• **Exercise brief**: Reproduce all the entries exactly.

Items from an interface collection
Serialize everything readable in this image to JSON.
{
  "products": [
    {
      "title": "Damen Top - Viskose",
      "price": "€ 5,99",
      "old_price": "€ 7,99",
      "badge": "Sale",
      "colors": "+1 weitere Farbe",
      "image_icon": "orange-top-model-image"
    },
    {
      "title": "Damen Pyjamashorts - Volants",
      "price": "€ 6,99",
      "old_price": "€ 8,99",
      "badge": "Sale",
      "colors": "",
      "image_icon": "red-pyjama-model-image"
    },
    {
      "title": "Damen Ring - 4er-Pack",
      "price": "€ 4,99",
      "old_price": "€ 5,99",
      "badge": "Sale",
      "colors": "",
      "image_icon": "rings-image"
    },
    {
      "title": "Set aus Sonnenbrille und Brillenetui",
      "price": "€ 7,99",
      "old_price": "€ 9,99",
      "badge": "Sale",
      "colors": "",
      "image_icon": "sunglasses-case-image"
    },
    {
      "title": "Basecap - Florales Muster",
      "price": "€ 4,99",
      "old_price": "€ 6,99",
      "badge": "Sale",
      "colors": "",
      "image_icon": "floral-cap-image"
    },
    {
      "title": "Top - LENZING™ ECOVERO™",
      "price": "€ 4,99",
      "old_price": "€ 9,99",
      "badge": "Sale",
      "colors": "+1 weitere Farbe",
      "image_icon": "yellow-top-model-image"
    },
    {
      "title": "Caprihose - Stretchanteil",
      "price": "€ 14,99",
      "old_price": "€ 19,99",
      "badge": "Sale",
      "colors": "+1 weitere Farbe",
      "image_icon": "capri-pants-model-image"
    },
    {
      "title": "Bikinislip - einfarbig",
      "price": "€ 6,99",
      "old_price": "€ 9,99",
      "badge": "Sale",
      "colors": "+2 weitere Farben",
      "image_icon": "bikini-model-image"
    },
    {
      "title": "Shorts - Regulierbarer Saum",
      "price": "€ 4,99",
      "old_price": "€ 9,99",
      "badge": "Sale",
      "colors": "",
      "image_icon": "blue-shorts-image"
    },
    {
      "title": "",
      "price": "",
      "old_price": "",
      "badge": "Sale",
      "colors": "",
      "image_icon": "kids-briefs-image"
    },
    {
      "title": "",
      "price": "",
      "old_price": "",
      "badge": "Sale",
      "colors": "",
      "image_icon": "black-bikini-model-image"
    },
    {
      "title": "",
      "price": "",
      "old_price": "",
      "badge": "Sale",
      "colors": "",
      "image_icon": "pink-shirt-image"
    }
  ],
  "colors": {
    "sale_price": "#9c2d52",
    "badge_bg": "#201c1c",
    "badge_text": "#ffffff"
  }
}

• **Solution**:
Serialize everything readable in this image to JSON.
{
  "products": [
    {
      "title": "Damen Top - Viskose",
      "price": "€ 5,99",
      "old_price": "€ 7,99",
      "badge": "Sale",
      "colors": "+1 weitere Farbe",
      "image_icon": "orange-top-model-image"
    },
    {
      "title": "Damen Pyjamashorts - Volants",
      "price": "€ 6,99",
      "old_price": "€ 8,99",
      "badge": "Sale",
      "colors": "",
      "image_icon": "red-pyjama-model-image"
    },
    {
      "title": "Damen Ring - 4er-Pack",
      "price": "€ 4,99",
      "old_price": "€ 5,99",
      "badge": "Sale",
      "colors": "",
      "image_icon": "rings-image"
    },
    {
      "title": "Set aus Sonnenbrille und Brillenetui",
      "price": "€ 7,99",
      "old_price": "€ 9,99",
      "badge": "Sale",
      "colors": "",
      "image_icon": "sunglasses-case-image"
    },
    {
      "title": "Basecap - Florales Muster",
      "price": "€ 4,99",
      "old_price": "€ 6,99",
      "badge": "Sale",
      "colors": "",
      "image_icon": "floral-cap-image"
    },
    {
      "title": "Top - LENZING™ ECOVERO™",
      "price": "€ 4,99",
      "old_price": "€ 9,99",
      "badge": "Sale",
      "colors": "+1 weitere Farbe",
      "image_icon": "yellow-top-model-image"
    },
    {
      "title": "Caprihose - Stretchanteil",
      "price": "€ 14,99",
      "old_price": "€ 19,99",
      "badge": "Sale",
      "colors": "+1 weitere Farbe",
      "image_icon": "capri-pants-model-image"
    },
    {
      "title": "Bikinislip - einfarbig",
      "price": "€ 6,99",
      "old_price": "€ 9,99",
      "badge": "Sale",
      "colors": "+2 weitere Farben",
      "image_icon": "bikini-model-image"
    },
    {
      "title": "Shorts - Regulierbarer Saum",
      "price": "€ 4,99",
      "old_price": "€ 9,99",
      "badge": "Sale",
      "colors": "",
      "image_icon": "blue-shorts-image"
    },
    {
      "title": "",
      "price": "",
      "old_price": "",
      "badge": "Sale",
      "colors": "",
      "image_icon": "kids-briefs-image"
    },
    {
      "title": "",
      "price": "",
      "old_price": "",
      "badge": "Sale",
      "colors": "",
      "image_icon": "black-bikini-model-image"
    },
    {
      "title": "",
      "price": "",
      "old_price": "",
      "badge": "Sale",
      "colors": "",
      "image_icon": "pink-shirt-image"
    }
  ],
  "colors": {
    "sale_price": "#9c2d52",
    "badge_bg": "#201c1c",
    "badge_text": "#ffffff"
  }
}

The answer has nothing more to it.